(Recorded data)
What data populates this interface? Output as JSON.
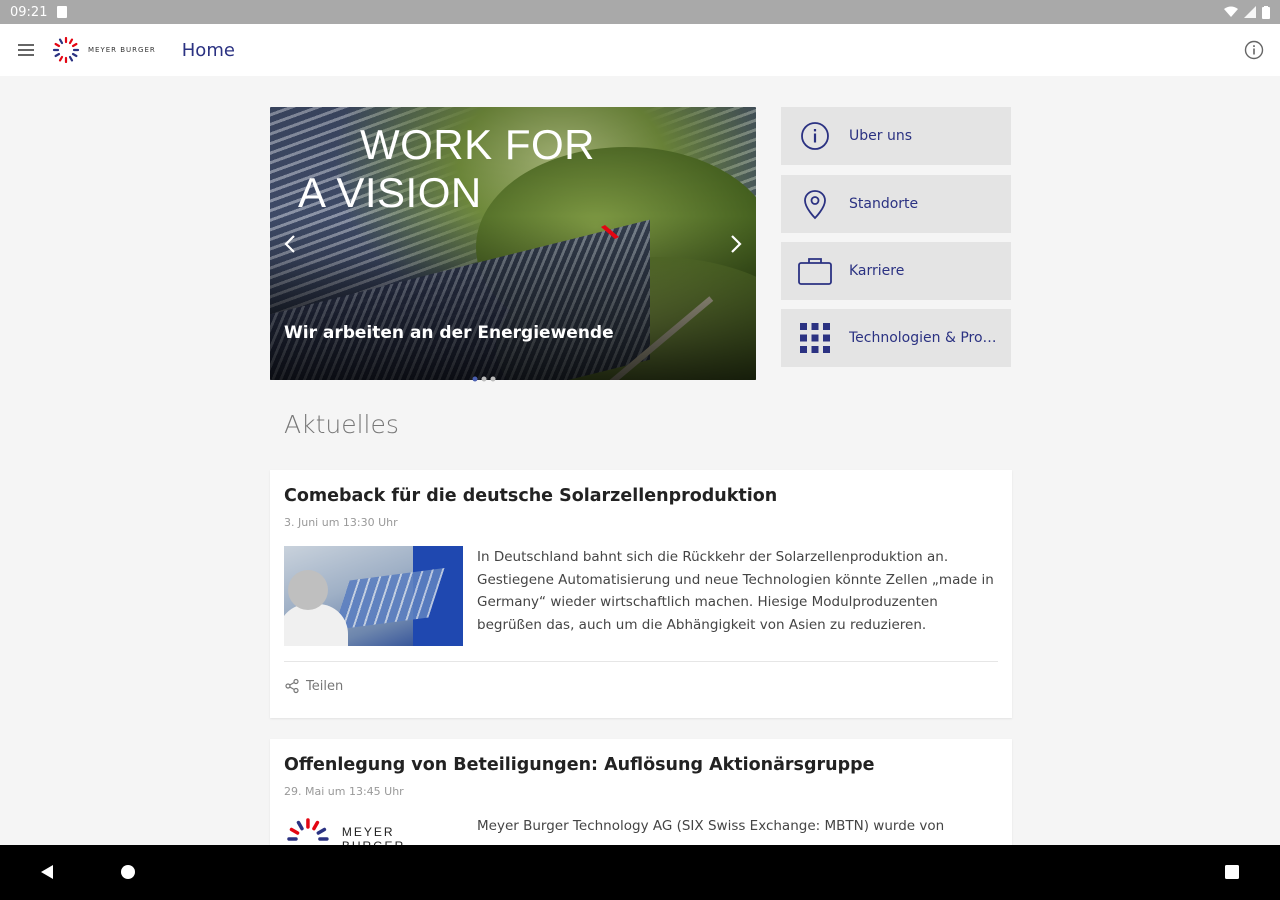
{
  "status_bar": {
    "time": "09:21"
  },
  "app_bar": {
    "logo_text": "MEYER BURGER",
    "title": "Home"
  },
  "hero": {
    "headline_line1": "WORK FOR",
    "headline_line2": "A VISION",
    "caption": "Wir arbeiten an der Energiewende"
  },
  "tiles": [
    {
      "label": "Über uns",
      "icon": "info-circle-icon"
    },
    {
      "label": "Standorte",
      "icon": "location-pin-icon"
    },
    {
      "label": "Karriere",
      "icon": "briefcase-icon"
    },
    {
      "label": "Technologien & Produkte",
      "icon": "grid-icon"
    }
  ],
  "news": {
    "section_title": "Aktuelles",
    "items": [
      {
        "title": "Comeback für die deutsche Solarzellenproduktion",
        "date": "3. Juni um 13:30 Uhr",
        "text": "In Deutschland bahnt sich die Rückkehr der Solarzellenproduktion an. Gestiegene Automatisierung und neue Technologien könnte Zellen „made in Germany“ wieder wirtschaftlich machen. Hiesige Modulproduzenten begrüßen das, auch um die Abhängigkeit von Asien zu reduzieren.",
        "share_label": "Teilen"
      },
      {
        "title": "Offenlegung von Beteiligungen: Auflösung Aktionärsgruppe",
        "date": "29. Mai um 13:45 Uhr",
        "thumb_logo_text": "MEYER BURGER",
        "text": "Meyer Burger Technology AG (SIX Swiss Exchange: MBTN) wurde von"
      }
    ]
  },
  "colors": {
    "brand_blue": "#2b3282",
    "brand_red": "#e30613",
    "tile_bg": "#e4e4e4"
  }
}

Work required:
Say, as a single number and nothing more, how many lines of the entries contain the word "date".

Solution:
2